Once again, Genius Products gives us a fairly solid CJ Entertainment-based anamorphic widescreen preserving the 2.35:1 widescreen ratio of Typhoon's theatrical distribution. The print generally looks very good, displaying very lenient levels of grain and color saturation. One issue I noticed in several points throughout the film, however, is that some of the hues lean a shade towards the pink side. Some skin shading looks a bit red, while solid white elements appeared with a rosy tinge. Still, a majority of the transfer exhibits great detail work, solid usage of both icy and umber palettes, as well as competent shadow details. It's more three-dimensional than some of Genius' recent transfers, but also shows a bit more digital grain. This is a satisfactory transfer, but not without a few hiccups along the way.

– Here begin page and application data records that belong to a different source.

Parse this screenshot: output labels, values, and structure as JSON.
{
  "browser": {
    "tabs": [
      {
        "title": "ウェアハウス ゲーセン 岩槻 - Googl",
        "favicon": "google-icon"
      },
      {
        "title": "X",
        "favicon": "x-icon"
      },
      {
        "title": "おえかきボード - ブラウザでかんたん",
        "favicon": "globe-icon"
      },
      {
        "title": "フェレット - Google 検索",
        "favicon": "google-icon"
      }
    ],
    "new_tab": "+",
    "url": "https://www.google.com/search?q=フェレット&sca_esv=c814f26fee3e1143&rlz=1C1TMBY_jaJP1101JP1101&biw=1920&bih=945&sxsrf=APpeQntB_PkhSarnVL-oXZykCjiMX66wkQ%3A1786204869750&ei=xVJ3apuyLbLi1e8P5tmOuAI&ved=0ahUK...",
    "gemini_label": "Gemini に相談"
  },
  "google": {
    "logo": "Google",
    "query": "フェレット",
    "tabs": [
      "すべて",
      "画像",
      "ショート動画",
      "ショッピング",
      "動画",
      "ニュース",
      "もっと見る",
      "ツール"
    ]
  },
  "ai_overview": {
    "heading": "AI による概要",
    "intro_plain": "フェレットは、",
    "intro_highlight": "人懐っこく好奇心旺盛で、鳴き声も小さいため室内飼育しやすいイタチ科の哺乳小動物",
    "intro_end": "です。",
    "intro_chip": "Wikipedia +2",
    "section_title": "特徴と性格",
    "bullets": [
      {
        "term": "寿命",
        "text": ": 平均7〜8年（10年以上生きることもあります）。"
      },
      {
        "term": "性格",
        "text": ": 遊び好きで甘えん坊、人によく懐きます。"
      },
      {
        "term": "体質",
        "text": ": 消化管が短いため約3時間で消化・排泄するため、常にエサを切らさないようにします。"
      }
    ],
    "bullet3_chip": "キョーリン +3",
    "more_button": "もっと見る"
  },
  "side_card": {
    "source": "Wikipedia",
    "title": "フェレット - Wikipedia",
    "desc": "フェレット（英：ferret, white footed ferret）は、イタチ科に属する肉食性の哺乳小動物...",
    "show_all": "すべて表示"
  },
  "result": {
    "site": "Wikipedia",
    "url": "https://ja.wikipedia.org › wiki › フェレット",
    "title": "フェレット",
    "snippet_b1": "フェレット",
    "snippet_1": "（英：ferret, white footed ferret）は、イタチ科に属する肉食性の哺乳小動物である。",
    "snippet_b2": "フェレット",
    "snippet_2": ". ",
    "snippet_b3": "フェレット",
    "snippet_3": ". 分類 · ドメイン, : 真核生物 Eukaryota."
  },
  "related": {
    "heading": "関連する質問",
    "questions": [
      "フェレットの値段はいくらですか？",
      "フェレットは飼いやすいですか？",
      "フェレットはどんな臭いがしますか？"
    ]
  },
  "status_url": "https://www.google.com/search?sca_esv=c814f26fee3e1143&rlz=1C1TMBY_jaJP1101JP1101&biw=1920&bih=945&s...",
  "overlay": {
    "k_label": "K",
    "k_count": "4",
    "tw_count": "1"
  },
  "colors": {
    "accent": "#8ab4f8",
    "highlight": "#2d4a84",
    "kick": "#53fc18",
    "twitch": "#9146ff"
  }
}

Typhoon's Korean 5.1 audio presentation is a great accompaniment to the decent transfer, mainly because it goes a step or two beyond what the visual qualities couldn't get right. Surround channel usage is quite fluid here, pun intended. At several points, rushing water becomes one of the sole elements that adds three dimensionality to the sound quality, and this disc makes certain to preserve this scope. The only element that sounded a bit hollow and unsatisfying to my ears was the lack of much lower frequency bass work. Outside of that, vocal clarity and sound effect usage all sounded just fine. As per the norm with Genius' recent releases, the original Korean language track is the only audible option, as are optional English subtitles - which, for the record, were fairly gentle on my comprehension.

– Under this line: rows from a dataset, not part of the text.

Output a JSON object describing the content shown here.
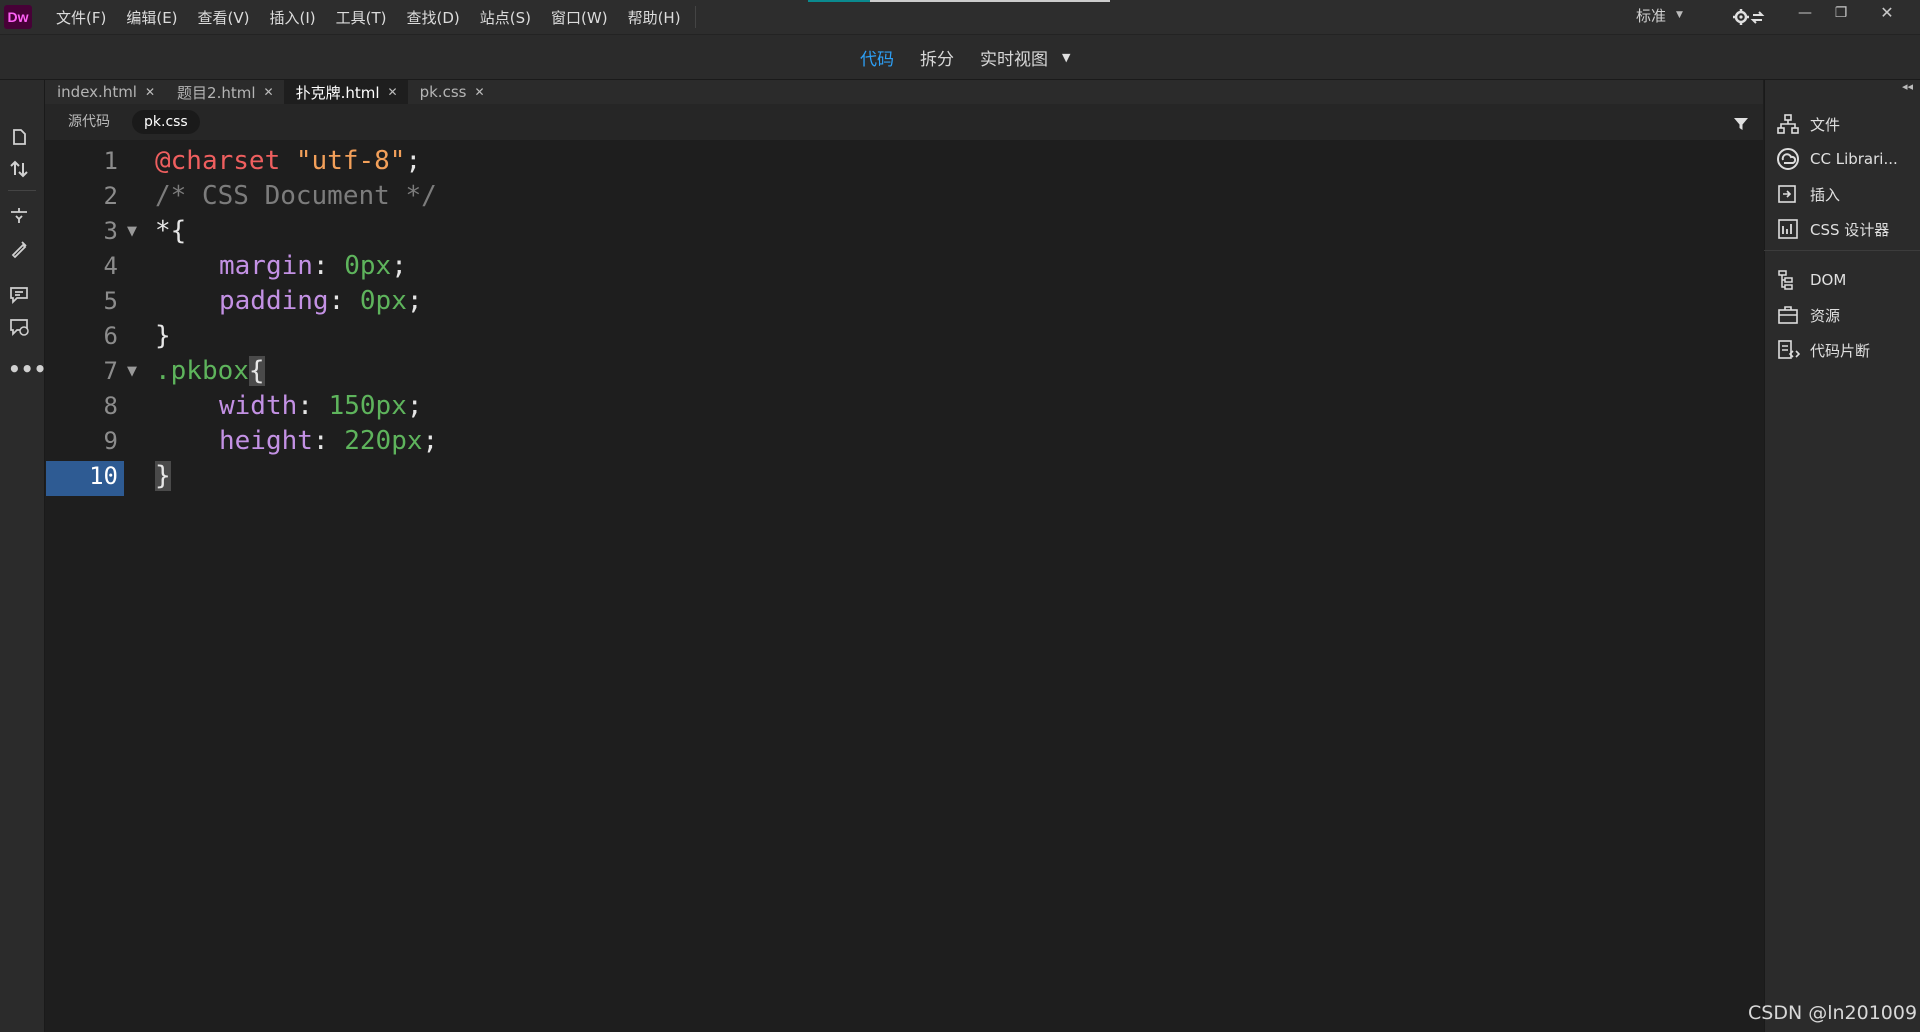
{
  "app": {
    "logo": "Dw"
  },
  "menu": [
    {
      "label": "文件(F)"
    },
    {
      "label": "编辑(E)"
    },
    {
      "label": "查看(V)"
    },
    {
      "label": "插入(I)"
    },
    {
      "label": "工具(T)"
    },
    {
      "label": "查找(D)"
    },
    {
      "label": "站点(S)"
    },
    {
      "label": "窗口(W)"
    },
    {
      "label": "帮助(H)"
    }
  ],
  "workspace": {
    "label": "标准"
  },
  "view_switch": {
    "code": "代码",
    "split": "拆分",
    "live": "实时视图",
    "active": "code"
  },
  "tabs": [
    {
      "label": "index.html",
      "active": false
    },
    {
      "label": "题目2.html",
      "active": false
    },
    {
      "label": "扑克牌.html",
      "active": true
    },
    {
      "label": "pk.css",
      "active": false
    }
  ],
  "related_files": {
    "source": "源代码",
    "current": "pk.css"
  },
  "editor": {
    "current_line": 10,
    "lines": [
      {
        "no": "1"
      },
      {
        "no": "2"
      },
      {
        "no": "3"
      },
      {
        "no": "4"
      },
      {
        "no": "5"
      },
      {
        "no": "6"
      },
      {
        "no": "7"
      },
      {
        "no": "8"
      },
      {
        "no": "9"
      },
      {
        "no": "10"
      }
    ],
    "tokens": {
      "l1_at": "@charset",
      "l1_str": "\"utf-8\"",
      "l1_end": ";",
      "l2_comment": "/* CSS Document */",
      "l3_sel": "*",
      "l3_brace": "{",
      "l4_prop": "margin",
      "l4_colon": ": ",
      "l4_val": "0px",
      "l4_end": ";",
      "l5_prop": "padding",
      "l5_colon": ": ",
      "l5_val": "0px",
      "l5_end": ";",
      "l6_brace": "}",
      "l7_sel": ".pkbox",
      "l7_brace": "{",
      "l8_prop": "width",
      "l8_colon": ": ",
      "l8_val": "150px",
      "l8_end": ";",
      "l9_prop": "height",
      "l9_colon": ": ",
      "l9_val": "220px",
      "l9_end": ";",
      "l10_brace": "}"
    }
  },
  "right_panel": [
    {
      "label": "文件",
      "icon": "files-icon"
    },
    {
      "label": "CC Librari...",
      "icon": "cc-libraries-icon"
    },
    {
      "label": "插入",
      "icon": "insert-icon"
    },
    {
      "label": "CSS 设计器",
      "icon": "css-designer-icon"
    },
    {
      "label": "DOM",
      "icon": "dom-icon"
    },
    {
      "label": "资源",
      "icon": "assets-icon"
    },
    {
      "label": "代码片断",
      "icon": "snippets-icon"
    }
  ],
  "watermark": "CSDN @ln201009",
  "colors": {
    "accent": "#2d9ff5",
    "current_line": "#2e5b93",
    "at_rule": "#ef5f5f",
    "string": "#f3a05a",
    "property": "#c391e4",
    "value": "#5eb45c",
    "comment": "#7c7c7c"
  }
}
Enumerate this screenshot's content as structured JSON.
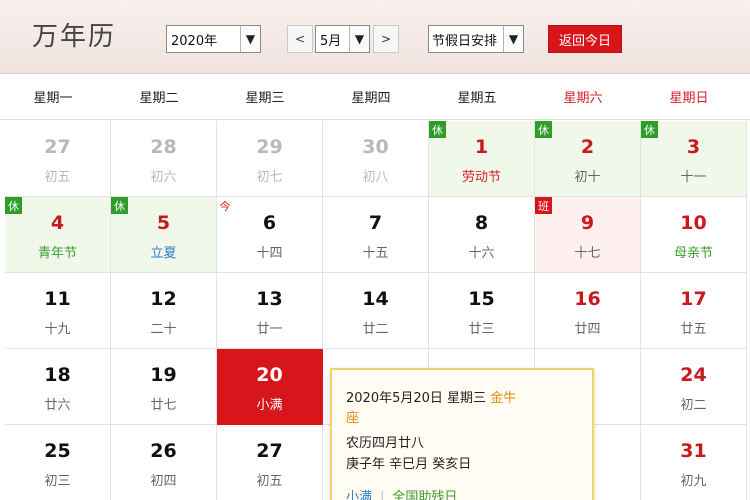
{
  "header": {
    "title": "万年历",
    "year_value": "2020年",
    "month_value": "5月",
    "prev_label": "<",
    "next_label": ">",
    "holiday_value": "节假日安排",
    "today_label": "返回今日"
  },
  "weekdays": [
    "星期一",
    "星期二",
    "星期三",
    "星期四",
    "星期五",
    "星期六",
    "星期日"
  ],
  "days": [
    {
      "num": "27",
      "sub": "初五",
      "other": true
    },
    {
      "num": "28",
      "sub": "初六",
      "other": true
    },
    {
      "num": "29",
      "sub": "初七",
      "other": true
    },
    {
      "num": "30",
      "sub": "初八",
      "other": true
    },
    {
      "num": "1",
      "sub": "劳动节",
      "badge": "休"
    },
    {
      "num": "2",
      "sub": "初十",
      "badge": "休"
    },
    {
      "num": "3",
      "sub": "十一",
      "badge": "休"
    },
    {
      "num": "4",
      "sub": "青年节",
      "badge": "休"
    },
    {
      "num": "5",
      "sub": "立夏",
      "badge": "休"
    },
    {
      "num": "6",
      "sub": "十四",
      "badge": "今"
    },
    {
      "num": "7",
      "sub": "十五"
    },
    {
      "num": "8",
      "sub": "十六"
    },
    {
      "num": "9",
      "sub": "十七",
      "badge": "班"
    },
    {
      "num": "10",
      "sub": "母亲节"
    },
    {
      "num": "11",
      "sub": "十九"
    },
    {
      "num": "12",
      "sub": "二十"
    },
    {
      "num": "13",
      "sub": "廿一"
    },
    {
      "num": "14",
      "sub": "廿二"
    },
    {
      "num": "15",
      "sub": "廿三"
    },
    {
      "num": "16",
      "sub": "廿四"
    },
    {
      "num": "17",
      "sub": "廿五"
    },
    {
      "num": "18",
      "sub": "廿六"
    },
    {
      "num": "19",
      "sub": "廿七"
    },
    {
      "num": "20",
      "sub": "小满"
    },
    {
      "num": "24",
      "sub": "初二"
    },
    {
      "num": "25",
      "sub": "初三"
    },
    {
      "num": "26",
      "sub": "初四"
    },
    {
      "num": "27",
      "sub": "初五"
    },
    {
      "num": "31",
      "sub": "初九"
    }
  ],
  "popup": {
    "date_line": "2020年5月20日 星期三",
    "zodiac_a": "金牛",
    "zodiac_b": "座",
    "lunar": "农历四月廿八",
    "ganzhi": "庚子年 辛巳月 癸亥日",
    "term": "小满",
    "event": "全国助残日"
  },
  "colors": {
    "accent_red": "#d7161c",
    "rest_green": "#2f9d2a",
    "festival_green": "#3b9a2f",
    "holiday_bg": "#f0f8ea"
  }
}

Over an hour of featurettes are included here, segmented across several of the film's big expenditures that can attribute to the large budget. Each piece is presented in a full-frame image with rather bland visual appeal, though it all comes with well realized subtitles. Each piece comes integrated with behind-the-scenes footage featuring a load of the important scenes from the film.
Twenty-four minutes is spent talking about shooting in the different locations across the film's expansive geography. Several shots take place from the stretches of Korea all the way to Russia, and this featurette talks about the constraints and liberalization of shooting within each locale. It also describes how the director selected individual actors from each country in meticulous fashion.

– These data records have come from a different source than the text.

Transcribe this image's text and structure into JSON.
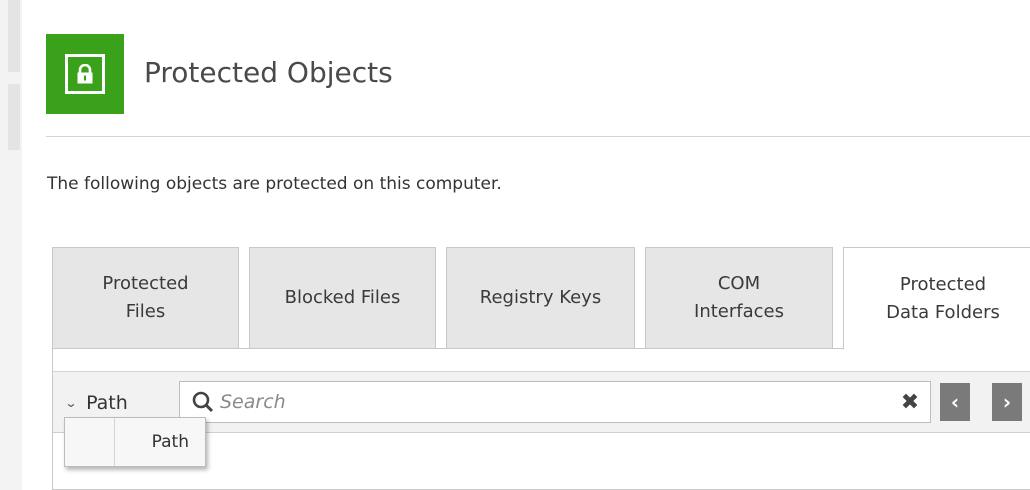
{
  "header": {
    "title": "Protected Objects",
    "icon": "lock-icon",
    "icon_bg": "#3aa21a"
  },
  "intro_text": "The following objects are protected on this computer.",
  "tabs": [
    {
      "label": "Protected\nFiles",
      "active": false
    },
    {
      "label": "Blocked Files",
      "active": false
    },
    {
      "label": "Registry Keys",
      "active": false
    },
    {
      "label": "COM\nInterfaces",
      "active": false
    },
    {
      "label": "Protected\nData Folders",
      "active": true
    }
  ],
  "toolbar": {
    "column_selector_label": "Path",
    "search_placeholder": "Search",
    "search_value": "",
    "clear_icon": "close-icon",
    "prev_icon": "chevron-left-icon",
    "next_icon": "chevron-right-icon"
  },
  "column_dropdown": {
    "options": [
      {
        "label": "Path"
      }
    ]
  }
}
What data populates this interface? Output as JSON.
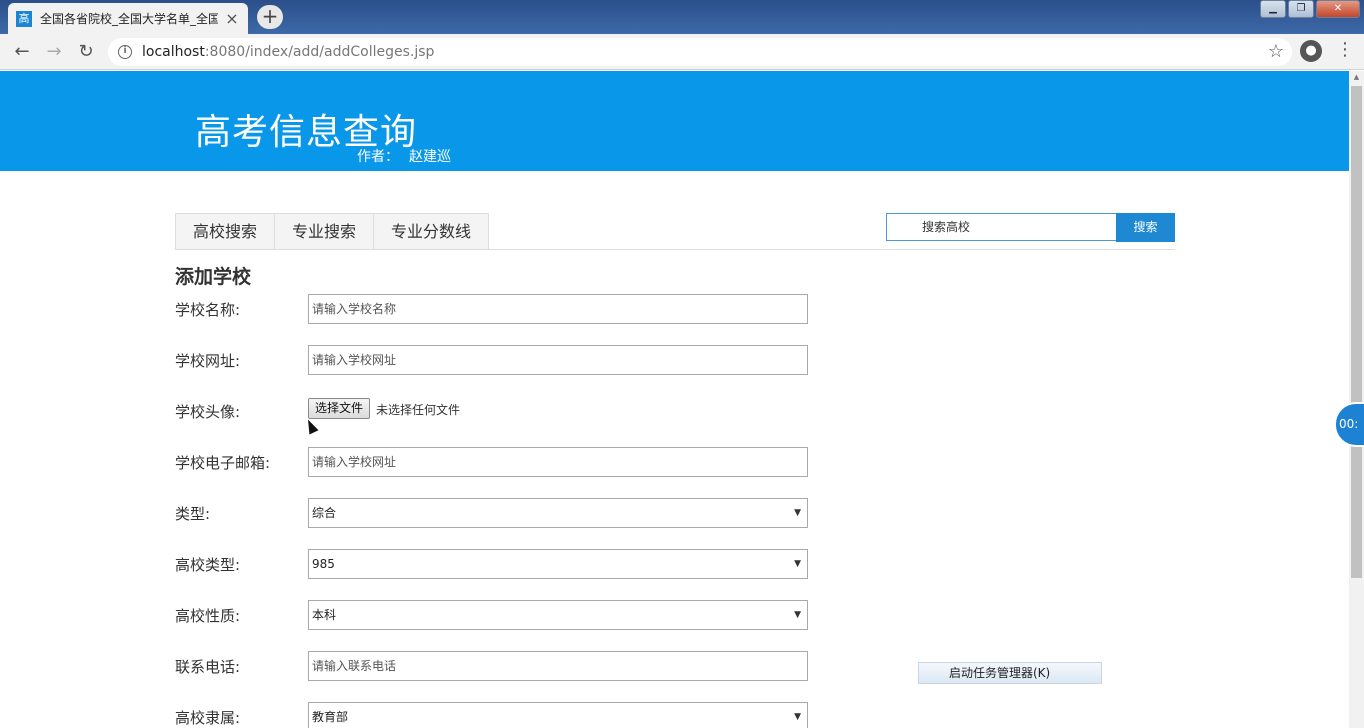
{
  "browser": {
    "tab_favicon": "高",
    "tab_title": "全国各省院校_全国大学名单_全国",
    "tab_close": "×",
    "new_tab": "+",
    "window_controls": [
      "▁",
      "❐",
      "✕"
    ],
    "back": "←",
    "forward": "→",
    "reload": "↻",
    "url_host": "localhost",
    "url_path": ":8080/index/add/addColleges.jsp",
    "info_icon": "i",
    "star_icon": "☆",
    "account_icon": "●",
    "menu_icon": "⋮"
  },
  "banner": {
    "title": "高考信息查询",
    "author_label": "作者：",
    "author_name": "赵建巡",
    "color": "#0997ea"
  },
  "nav_tabs": [
    "高校搜索",
    "专业搜索",
    "专业分数线"
  ],
  "search": {
    "value": "搜索高校",
    "button": "搜索"
  },
  "form": {
    "heading": "添加学校",
    "name_label": "学校名称:",
    "name_placeholder": "请输入学校名称",
    "url_label": "学校网址:",
    "url_placeholder": "请输入学校网址",
    "avatar_label": "学校头像:",
    "file_button": "选择文件",
    "file_status": "未选择任何文件",
    "email_label": "学校电子邮箱:",
    "email_placeholder": "请输入学校网址",
    "type_label": "类型:",
    "type_value": "综合",
    "college_type_label": "高校类型:",
    "college_type_value": "985",
    "nature_label": "高校性质:",
    "nature_value": "本科",
    "phone_label": "联系电话:",
    "phone_placeholder": "请输入联系电话",
    "affiliation_label": "高校隶属:",
    "affiliation_value": "教育部",
    "select_arrow": "▼"
  },
  "context_menu": {
    "item": "启动任务管理器(K)"
  },
  "overlay": {
    "timer": "00:",
    "scroll_up": "▲"
  }
}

Here, most of the twenty-one minutes of material concentrates on developing the set design, especially with the boats in the early and later stages of the film. There's a lot of really neat assembly footage scattered about the material, as well as some interesting commentary on building the aesthetics for the flick.
The visual effects portion involves several split screen shots that show the integration of blue / green screen photography and CG modeling to create some of the film's flavor. It also shows how they rendered several of the screens on computers for pre-vis work. Furthermore, you also get to see how they incorporated some of the fancy camerawork from some very expensive toys into the film.
Finally, the last 7 minute featurette focuses on the characters' tattoos and, in particular, the artist that conceived them. The piece focuses on Sin's marks, how those tattoos purposely were "roughed" them up, and how that similar theme stretches to the rest of the cast's designs.
Part of me was hoping that Typhoon was going to be an adrenaline rush of a politcal thrillride. Instead, it sluggishly flowed along for two hours without much more than a splash, even despite the fact that it tries to really scrounge up a storm. It's not a bad aural and visual exercise for your DVD player, but the film's shallow motifs and non-engaging action helps along this reluctant Skip It recommendation.
Thomas Spurlin, Staff Reviewer -- DVDTalk Reviews | Personal Blog/Site